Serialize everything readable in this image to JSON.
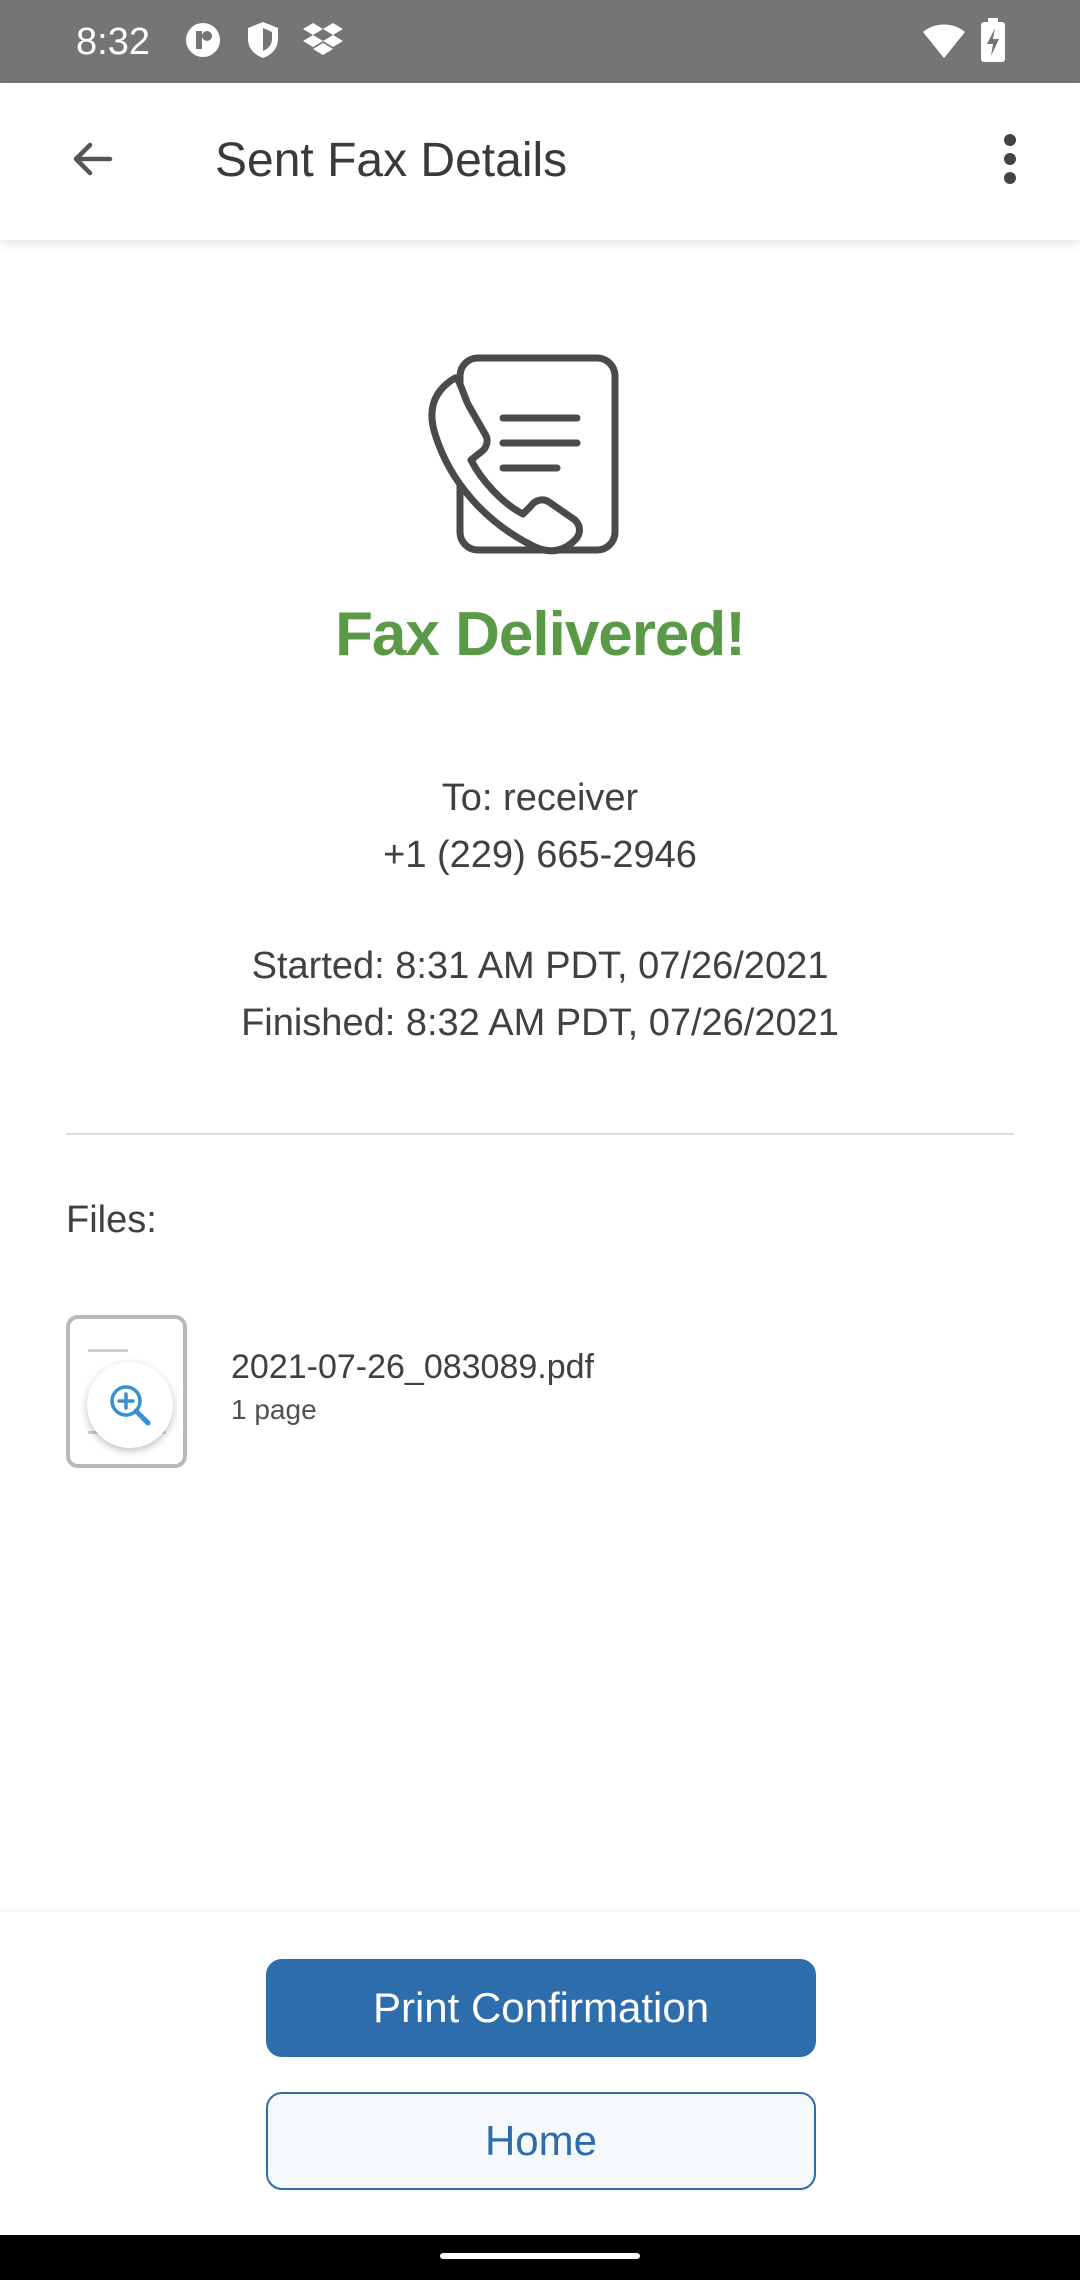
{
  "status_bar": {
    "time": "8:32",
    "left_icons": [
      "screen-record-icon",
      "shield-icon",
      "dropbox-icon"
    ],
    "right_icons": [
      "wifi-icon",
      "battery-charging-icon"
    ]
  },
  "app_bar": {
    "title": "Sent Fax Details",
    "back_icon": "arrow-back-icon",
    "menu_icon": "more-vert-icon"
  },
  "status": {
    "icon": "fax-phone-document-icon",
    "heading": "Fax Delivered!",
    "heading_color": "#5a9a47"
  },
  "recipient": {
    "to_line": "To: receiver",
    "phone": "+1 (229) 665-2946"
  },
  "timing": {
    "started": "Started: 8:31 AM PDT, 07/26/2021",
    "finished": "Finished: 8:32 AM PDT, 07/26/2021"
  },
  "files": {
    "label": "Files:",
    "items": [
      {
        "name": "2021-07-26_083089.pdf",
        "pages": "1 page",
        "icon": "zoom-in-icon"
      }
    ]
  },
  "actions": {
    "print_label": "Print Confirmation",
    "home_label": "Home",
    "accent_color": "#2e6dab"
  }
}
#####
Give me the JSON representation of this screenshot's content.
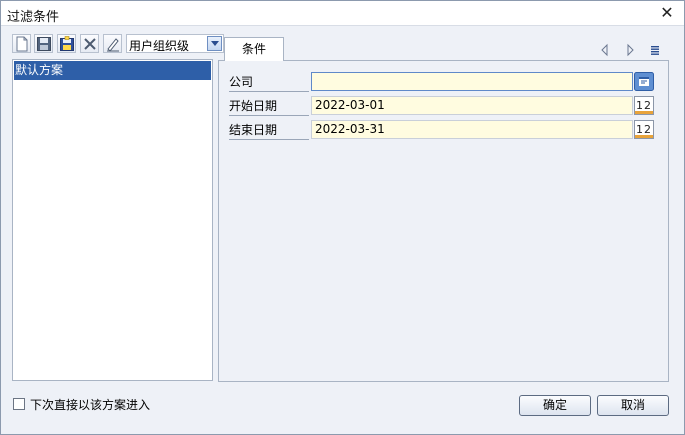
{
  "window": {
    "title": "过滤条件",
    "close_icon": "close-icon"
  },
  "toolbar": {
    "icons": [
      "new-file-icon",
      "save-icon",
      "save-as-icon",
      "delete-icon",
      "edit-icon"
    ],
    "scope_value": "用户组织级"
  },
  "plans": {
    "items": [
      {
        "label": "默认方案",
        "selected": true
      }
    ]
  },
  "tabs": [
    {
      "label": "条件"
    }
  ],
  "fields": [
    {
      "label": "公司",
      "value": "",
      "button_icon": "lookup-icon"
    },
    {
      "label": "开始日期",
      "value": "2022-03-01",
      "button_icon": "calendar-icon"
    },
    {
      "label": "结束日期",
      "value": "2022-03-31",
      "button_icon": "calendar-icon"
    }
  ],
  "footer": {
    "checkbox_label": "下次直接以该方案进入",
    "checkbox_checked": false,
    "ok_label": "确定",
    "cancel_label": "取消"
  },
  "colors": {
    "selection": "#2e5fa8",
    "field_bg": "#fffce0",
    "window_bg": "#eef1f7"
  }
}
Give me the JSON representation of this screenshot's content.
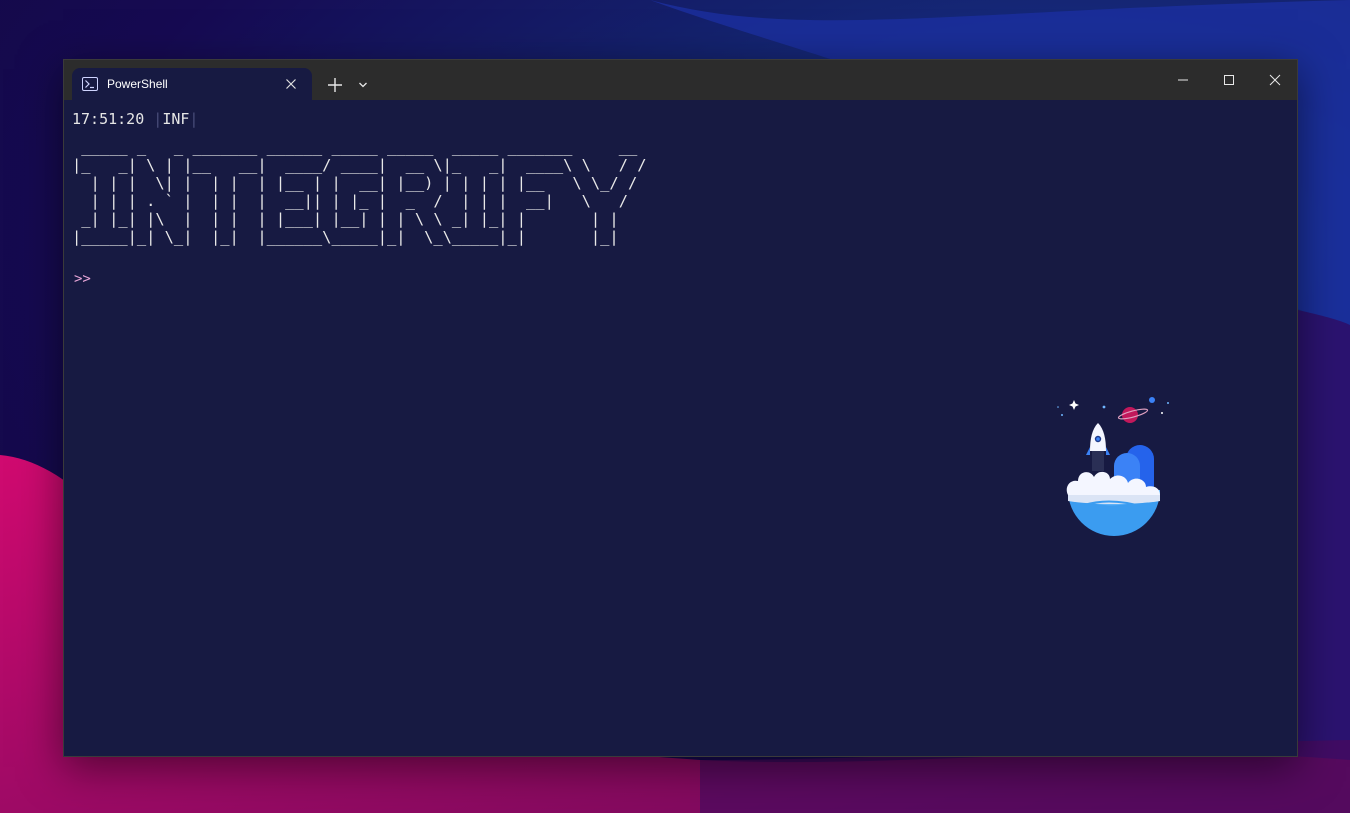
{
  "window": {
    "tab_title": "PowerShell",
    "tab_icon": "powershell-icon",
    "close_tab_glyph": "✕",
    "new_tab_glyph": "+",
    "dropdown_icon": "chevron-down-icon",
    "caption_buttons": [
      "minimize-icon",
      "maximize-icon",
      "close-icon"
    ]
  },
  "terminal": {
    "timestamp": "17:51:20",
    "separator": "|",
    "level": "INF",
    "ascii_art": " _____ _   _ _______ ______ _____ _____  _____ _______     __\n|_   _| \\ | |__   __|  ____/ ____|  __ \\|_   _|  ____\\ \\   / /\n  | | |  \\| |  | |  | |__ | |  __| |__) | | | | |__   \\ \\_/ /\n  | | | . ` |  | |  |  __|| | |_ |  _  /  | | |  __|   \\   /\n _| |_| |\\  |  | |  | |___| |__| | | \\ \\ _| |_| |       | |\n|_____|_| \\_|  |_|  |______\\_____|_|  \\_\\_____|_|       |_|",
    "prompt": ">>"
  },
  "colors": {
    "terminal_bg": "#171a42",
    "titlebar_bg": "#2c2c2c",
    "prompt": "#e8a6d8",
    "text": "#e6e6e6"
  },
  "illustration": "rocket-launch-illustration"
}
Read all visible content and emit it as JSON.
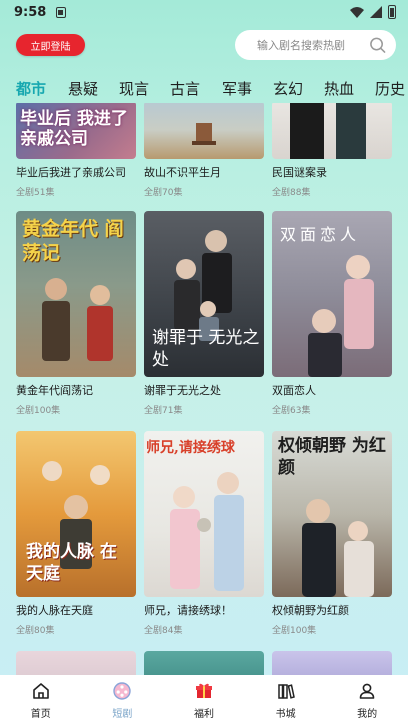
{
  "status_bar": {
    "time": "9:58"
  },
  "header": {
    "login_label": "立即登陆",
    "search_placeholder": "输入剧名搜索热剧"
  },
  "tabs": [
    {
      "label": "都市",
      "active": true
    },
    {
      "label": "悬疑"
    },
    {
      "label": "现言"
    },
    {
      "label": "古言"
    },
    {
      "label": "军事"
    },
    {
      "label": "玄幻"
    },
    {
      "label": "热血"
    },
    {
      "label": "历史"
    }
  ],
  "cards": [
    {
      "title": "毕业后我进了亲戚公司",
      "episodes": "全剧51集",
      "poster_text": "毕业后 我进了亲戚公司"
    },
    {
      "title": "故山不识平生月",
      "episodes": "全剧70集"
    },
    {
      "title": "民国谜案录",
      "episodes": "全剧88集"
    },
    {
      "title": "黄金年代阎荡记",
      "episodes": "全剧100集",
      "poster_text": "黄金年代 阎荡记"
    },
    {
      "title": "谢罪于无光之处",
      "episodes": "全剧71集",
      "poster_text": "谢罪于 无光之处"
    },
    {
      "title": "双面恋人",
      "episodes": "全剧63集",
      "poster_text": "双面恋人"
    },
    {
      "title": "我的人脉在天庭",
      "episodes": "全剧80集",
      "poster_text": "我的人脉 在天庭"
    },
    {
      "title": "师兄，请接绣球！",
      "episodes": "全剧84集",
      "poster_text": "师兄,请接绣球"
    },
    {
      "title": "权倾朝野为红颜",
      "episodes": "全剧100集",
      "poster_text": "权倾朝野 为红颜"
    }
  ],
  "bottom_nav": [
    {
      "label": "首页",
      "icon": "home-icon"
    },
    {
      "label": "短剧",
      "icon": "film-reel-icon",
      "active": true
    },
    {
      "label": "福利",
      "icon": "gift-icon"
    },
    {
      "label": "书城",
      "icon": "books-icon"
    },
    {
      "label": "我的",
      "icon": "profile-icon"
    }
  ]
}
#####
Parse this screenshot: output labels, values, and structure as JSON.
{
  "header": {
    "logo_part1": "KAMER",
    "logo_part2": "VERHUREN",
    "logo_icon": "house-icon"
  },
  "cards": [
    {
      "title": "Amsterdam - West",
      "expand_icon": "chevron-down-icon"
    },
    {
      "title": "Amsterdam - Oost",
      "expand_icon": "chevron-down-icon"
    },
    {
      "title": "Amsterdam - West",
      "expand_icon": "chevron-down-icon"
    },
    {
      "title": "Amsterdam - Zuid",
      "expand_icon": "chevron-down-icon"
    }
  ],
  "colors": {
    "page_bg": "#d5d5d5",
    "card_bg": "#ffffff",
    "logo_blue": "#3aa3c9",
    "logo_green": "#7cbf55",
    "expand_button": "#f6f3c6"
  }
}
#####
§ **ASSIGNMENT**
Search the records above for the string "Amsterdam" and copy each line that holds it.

§ **RESPONSE TO THE EXERCISE**
      "title": "Amsterdam - West",
      "title": "Amsterdam - Oost",
      "title": "Amsterdam - West",
      "title": "Amsterdam - Zuid",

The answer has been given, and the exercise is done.